On October 14, 2011, Franciscan University of Steubenville will host nearly 100 national and international religious communities and dioceses at its annual Religious Vocations Awareness Day, the largest vocations fair in the country.
“Vocation Awareness Day is a great time to connect with Catholics from different traditions and to see the many ways it is possible to follow Jesus,” says Father Rick Martignetti, O.F.M., director of Franciscan University’s Priestly Discernment Program. “Our students always find it inspiring to participate and the vocation directors are renewed by witnessing the active faith life on our campus.”
Religious Vocations Awareness Day will take place in Finnegan Fieldhouse from 10:00 a.m. to 4:00 p.m. The event is free and open to the public. It features religious orders from eight major spiritualities, including Franciscan, Benedictine, Ignatian, Salesian, and Carmelite. Among the many dioceses to be represented are Arlington, Chicago, New York, Greensburg, Pittsburgh, and Wheeling-Charleston. Some vocation directors will come from as far away as Spain and Canada.

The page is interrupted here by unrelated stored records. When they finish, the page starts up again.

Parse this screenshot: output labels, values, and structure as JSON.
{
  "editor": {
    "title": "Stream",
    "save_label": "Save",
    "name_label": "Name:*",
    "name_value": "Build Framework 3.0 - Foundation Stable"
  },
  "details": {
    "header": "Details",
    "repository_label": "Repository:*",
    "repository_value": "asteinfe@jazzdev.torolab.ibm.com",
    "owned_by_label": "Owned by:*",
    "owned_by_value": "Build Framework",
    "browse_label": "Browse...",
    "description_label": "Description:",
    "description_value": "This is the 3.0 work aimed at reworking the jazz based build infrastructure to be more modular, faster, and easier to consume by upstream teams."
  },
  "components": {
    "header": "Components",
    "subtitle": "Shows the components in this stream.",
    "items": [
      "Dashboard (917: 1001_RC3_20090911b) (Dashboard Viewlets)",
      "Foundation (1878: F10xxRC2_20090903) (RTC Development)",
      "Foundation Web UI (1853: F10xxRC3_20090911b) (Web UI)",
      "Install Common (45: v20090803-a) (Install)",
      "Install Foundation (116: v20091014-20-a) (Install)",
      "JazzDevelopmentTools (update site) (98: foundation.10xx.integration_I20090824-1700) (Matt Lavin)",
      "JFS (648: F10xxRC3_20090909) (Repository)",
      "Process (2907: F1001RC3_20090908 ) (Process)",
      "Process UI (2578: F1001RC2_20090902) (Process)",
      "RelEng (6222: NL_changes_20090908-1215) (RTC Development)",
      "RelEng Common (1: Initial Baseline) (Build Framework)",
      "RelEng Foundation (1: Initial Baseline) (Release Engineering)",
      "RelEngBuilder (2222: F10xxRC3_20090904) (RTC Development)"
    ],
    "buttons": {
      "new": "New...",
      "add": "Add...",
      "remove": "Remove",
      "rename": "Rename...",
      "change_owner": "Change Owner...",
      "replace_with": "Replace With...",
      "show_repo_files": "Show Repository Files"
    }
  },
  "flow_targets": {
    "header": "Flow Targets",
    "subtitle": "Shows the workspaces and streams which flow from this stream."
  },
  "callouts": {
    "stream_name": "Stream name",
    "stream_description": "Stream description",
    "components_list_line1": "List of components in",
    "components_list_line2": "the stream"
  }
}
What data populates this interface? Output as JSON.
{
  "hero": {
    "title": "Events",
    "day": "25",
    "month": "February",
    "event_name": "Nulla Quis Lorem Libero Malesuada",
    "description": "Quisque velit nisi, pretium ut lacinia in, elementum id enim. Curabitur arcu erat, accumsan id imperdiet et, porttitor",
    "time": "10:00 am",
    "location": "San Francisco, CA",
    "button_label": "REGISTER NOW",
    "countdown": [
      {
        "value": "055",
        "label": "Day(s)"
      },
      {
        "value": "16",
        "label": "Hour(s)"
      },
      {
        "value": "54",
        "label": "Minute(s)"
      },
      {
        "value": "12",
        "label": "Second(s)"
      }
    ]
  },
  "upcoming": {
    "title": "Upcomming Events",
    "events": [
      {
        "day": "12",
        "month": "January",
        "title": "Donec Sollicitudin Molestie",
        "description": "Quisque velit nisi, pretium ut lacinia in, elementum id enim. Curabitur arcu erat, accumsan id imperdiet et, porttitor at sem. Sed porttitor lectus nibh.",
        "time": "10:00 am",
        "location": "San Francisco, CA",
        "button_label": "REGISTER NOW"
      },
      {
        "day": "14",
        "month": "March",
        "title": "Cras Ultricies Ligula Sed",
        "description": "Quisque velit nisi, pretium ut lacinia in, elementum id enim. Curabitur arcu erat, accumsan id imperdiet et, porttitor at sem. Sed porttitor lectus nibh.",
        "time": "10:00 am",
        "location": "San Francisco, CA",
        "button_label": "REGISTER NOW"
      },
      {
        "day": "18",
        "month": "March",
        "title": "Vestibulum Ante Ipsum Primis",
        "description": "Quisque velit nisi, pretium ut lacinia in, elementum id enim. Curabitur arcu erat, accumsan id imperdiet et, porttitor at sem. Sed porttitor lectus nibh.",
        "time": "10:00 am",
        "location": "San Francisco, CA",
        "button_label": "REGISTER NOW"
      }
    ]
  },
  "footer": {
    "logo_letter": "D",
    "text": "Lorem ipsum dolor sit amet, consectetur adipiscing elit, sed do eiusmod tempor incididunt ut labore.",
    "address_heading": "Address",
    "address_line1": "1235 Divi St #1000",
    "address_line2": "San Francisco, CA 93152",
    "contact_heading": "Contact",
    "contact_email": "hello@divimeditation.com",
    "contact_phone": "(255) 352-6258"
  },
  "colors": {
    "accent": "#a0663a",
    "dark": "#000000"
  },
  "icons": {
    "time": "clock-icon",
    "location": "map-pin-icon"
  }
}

Attendees can stroll among the displays while learning more about the charism and apostolic mission of each order.
For more information, contact the Priestly Discernment Program at 740-283-6495 or e-mail email@example.com.
The Franciscan University of Steubenville has announced that its chancellor and past president Father Michael Scanlan, T.O.R. will be retiring on June 30, 2011. As most of our readers know, Fr. Mike–with the powerful assistance of the Holy Spirit–was the driving force behind the incredible renewal of Franciscan University, making it an internationally recognized center of “dynamic orthodoxy” in recent decades.
As a graduate theology student at Franciscan University in the 1990s, I’m personally grateful for Fr. Mike’s leadership and the friendship he showed me and so many other people who have stepped on the Steubenville campus.
While he deserves some well-deserved rest from his labor, I am sure he’s especially gratified that the torch has been successfully passed to Fr. Terence Henry, T.O.R. and the rest of the current administration. Catholic families are still able to count on the university’s fidelity to its Catholic–and Franciscan–principles.
For more, see this article, courtesy of Catholic News Agency.
By “big questions,” Mattingly is really talking about the perennial questions surrounding the discernment of one’s vocation, but with the added complications of today’s landscape, including the dramatic decline (and graying) of religious vocations in America in recent decades.
The primary focus of the piece, however, concerns the response to these “big questions” by students at Franciscan University of Steubenville, where vocations have been flourishing. For example, Mattingly points out that the Priestly Formation Program on campus has produced 400 priests (with many more still in formation) over the past 25 years.
He also mentions that “many of America’s 244 Catholic colleges and universities offer similar programs.” Of course, if there were 244 Steubenvilles, we wouldn’t be wondering about tomorrow’s vocations (except maybe about where to put them all!). As it is, very few colleges have fostered vocations the way Franciscan University has.
Mattingly gives several reasons why Franciscan University enjoys such success. Clearly the vibrancy, or what the school at times calls its “dynamic orthodoxy,” is very attractive.
Yet, I think Fr. Richard Davis, T.O.R., whom Mattingly quotes in the article, does well to stress the fact that there are three male and four female religious orders that maintain houses near the campus. Fr. Davis also pointed out that many other orders regularly send younger members to visit the campus or study there.
“Our students are very sensitive to this,” said Davis. “New styles of habits and robes keep appearing here all the time. The students see that and it makes them curious. . . . This campus produces a large number of priests, but I believe even more of our young women become sisters and nuns.”
Click here for more information on this summer’s youth conferences sponsored by Franciscan University of Steubenville.